[TASK ITEM]
A single figure is required: the number of lines below that contain "title".

[DATA FOR THIS TASK]
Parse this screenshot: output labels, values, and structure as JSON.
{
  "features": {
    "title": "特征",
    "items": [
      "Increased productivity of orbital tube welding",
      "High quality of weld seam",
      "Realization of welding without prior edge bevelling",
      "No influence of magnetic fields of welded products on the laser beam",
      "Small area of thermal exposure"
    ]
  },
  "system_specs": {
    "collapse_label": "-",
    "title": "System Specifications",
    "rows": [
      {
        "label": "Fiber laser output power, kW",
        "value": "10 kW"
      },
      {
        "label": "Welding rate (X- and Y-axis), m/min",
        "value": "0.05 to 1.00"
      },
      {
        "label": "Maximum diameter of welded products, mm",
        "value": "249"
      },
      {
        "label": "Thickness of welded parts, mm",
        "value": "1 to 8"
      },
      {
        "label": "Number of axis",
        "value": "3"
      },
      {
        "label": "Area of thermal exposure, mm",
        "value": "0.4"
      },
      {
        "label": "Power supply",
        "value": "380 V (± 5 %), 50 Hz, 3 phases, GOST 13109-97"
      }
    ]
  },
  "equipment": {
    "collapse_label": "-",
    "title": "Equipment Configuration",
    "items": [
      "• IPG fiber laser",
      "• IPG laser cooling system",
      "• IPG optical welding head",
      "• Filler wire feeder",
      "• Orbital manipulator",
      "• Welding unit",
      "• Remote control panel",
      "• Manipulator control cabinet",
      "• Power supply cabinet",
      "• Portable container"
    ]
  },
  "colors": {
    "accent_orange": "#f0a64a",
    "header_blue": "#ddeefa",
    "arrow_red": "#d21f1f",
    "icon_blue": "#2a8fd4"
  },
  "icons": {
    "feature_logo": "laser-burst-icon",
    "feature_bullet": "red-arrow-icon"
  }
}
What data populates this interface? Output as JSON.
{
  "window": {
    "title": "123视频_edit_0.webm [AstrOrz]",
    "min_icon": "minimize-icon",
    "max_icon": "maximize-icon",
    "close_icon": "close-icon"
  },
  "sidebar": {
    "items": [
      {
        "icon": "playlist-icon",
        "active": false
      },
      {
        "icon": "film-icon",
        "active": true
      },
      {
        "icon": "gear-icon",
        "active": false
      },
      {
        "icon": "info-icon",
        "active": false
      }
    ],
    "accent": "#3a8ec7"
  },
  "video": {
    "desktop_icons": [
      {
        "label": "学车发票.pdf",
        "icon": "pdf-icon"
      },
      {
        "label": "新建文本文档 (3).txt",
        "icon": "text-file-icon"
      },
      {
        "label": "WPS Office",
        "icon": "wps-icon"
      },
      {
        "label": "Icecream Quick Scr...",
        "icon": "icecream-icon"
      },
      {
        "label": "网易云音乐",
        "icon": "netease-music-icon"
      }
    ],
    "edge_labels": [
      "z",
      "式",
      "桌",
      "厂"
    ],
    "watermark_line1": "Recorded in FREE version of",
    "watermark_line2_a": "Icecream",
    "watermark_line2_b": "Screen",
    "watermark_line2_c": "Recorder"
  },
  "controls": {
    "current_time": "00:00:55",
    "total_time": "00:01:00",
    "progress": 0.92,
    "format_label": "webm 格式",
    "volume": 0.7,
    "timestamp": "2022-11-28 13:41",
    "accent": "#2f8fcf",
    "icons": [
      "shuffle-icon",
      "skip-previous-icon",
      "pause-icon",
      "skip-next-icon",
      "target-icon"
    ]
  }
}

[OUTPUT FOR THIS TASK]
4